(Exercise details)
Pull every line from the records that has the word "KUMAR" in it.
═════ Data ═════
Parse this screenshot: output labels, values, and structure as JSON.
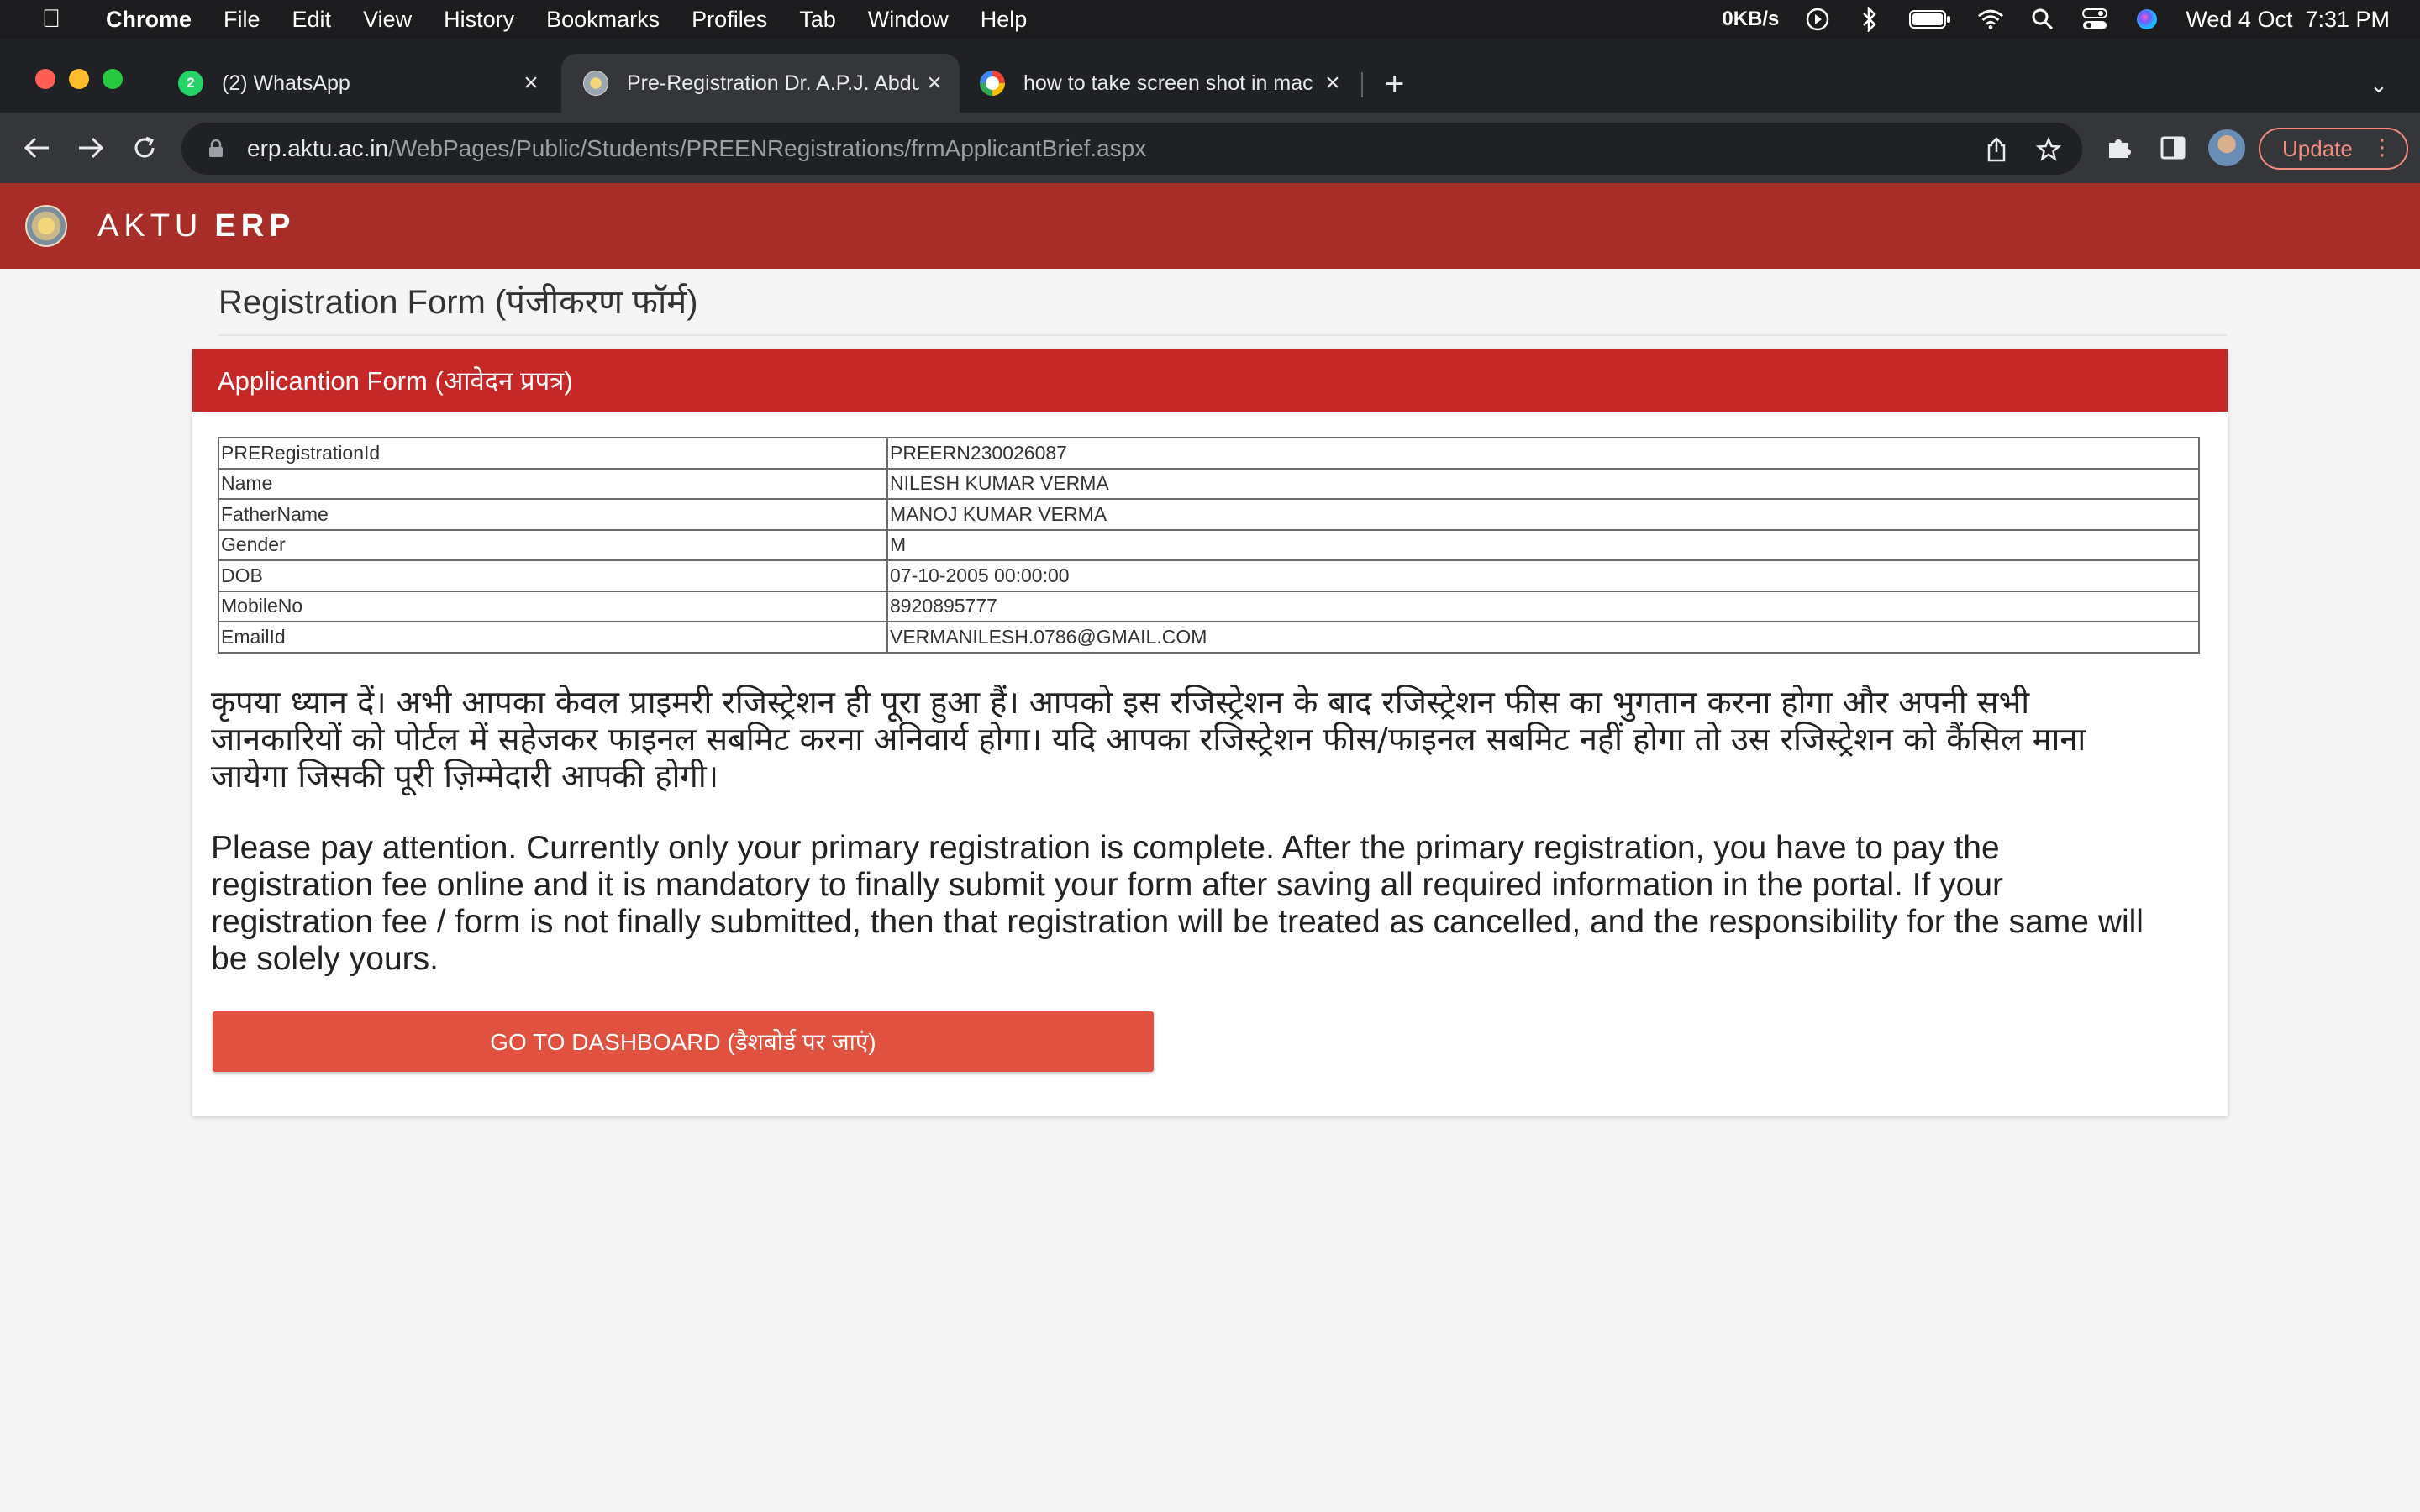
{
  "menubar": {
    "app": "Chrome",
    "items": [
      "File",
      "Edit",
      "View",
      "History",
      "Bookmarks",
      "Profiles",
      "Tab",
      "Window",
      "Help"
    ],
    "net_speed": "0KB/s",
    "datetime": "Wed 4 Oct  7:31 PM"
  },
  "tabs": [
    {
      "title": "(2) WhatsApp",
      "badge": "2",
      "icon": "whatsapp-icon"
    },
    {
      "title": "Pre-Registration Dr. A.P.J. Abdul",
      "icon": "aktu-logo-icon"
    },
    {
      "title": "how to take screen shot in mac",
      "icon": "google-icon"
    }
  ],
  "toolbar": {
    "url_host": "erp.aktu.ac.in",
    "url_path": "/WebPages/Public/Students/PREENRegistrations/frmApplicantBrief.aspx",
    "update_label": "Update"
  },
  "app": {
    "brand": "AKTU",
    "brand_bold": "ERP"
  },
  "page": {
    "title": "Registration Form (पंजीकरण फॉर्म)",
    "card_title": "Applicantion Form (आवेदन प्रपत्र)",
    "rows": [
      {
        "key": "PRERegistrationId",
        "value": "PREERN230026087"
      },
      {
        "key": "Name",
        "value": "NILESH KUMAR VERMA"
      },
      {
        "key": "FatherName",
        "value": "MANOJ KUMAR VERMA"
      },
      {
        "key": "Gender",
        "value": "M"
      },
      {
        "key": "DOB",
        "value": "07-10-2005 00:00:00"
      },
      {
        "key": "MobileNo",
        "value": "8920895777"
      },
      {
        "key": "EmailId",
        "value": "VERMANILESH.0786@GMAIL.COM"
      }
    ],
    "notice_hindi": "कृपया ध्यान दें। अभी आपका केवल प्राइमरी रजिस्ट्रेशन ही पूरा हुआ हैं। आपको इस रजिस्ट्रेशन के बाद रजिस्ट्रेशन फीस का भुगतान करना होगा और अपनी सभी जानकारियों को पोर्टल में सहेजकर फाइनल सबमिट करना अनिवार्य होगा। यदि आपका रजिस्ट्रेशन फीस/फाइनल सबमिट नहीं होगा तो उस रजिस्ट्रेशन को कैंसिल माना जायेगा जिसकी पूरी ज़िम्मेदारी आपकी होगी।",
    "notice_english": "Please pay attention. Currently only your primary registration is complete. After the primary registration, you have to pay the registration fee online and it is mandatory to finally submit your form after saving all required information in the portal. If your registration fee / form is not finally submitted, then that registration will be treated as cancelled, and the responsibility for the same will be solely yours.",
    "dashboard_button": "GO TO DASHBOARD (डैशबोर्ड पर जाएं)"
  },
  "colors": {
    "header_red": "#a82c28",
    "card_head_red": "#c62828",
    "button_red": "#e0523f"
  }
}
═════
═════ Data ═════
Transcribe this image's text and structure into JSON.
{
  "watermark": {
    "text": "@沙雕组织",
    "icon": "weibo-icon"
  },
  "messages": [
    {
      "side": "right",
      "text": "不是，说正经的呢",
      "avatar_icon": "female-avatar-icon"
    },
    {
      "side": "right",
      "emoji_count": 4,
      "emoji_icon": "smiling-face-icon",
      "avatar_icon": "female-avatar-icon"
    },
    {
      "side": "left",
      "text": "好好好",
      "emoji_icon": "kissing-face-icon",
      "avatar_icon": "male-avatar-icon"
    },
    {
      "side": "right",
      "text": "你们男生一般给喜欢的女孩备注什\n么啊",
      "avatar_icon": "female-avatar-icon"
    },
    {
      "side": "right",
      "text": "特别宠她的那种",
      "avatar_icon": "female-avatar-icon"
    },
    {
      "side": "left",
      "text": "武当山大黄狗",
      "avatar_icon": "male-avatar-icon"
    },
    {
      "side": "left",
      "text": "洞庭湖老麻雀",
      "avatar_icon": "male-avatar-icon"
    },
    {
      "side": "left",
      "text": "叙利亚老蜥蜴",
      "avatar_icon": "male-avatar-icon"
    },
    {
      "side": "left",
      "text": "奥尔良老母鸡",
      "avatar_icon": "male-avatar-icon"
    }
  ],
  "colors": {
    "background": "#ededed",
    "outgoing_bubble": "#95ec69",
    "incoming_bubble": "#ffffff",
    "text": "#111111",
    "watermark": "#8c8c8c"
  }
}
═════
(Output)
        "value": "NILESH KUMAR VERMA"
        "value": "MANOJ KUMAR VERMA"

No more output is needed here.